▶ Data about app and page elements
━━━━━━━━━━

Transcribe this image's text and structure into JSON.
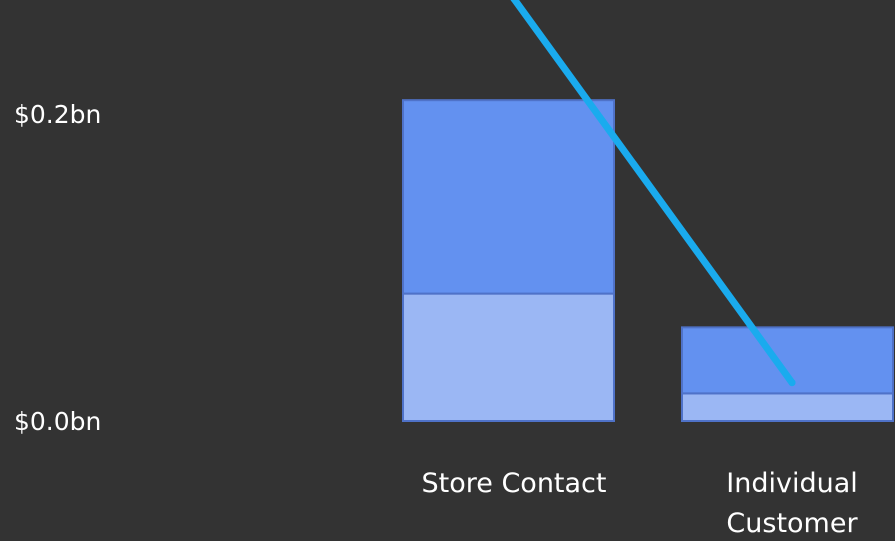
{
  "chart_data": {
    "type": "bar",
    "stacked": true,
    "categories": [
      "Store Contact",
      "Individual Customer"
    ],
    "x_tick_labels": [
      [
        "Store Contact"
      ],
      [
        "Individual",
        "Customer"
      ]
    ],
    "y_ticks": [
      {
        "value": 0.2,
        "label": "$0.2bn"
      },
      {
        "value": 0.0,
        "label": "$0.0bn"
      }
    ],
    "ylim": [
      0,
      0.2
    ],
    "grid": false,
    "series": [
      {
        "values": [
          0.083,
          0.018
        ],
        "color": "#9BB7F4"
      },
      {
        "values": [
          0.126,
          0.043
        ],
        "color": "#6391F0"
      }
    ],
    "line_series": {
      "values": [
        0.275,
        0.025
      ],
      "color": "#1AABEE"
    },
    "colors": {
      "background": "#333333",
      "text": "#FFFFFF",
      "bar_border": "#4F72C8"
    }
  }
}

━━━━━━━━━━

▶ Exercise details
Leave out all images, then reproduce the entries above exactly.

▶ Result below
Transcribe this image's text and structure into JSON.
{
  "chart_data": {
    "type": "bar",
    "stacked": true,
    "categories": [
      "Store Contact",
      "Individual Customer"
    ],
    "x_tick_labels": [
      [
        "Store Contact"
      ],
      [
        "Individual",
        "Customer"
      ]
    ],
    "y_ticks": [
      {
        "value": 0.2,
        "label": "$0.2bn"
      },
      {
        "value": 0.0,
        "label": "$0.0bn"
      }
    ],
    "ylim": [
      0,
      0.2
    ],
    "grid": false,
    "series": [
      {
        "values": [
          0.083,
          0.018
        ],
        "color": "#9BB7F4"
      },
      {
        "values": [
          0.126,
          0.043
        ],
        "color": "#6391F0"
      }
    ],
    "line_series": {
      "values": [
        0.275,
        0.025
      ],
      "color": "#1AABEE"
    },
    "colors": {
      "background": "#333333",
      "text": "#FFFFFF",
      "bar_border": "#4F72C8"
    }
  }
}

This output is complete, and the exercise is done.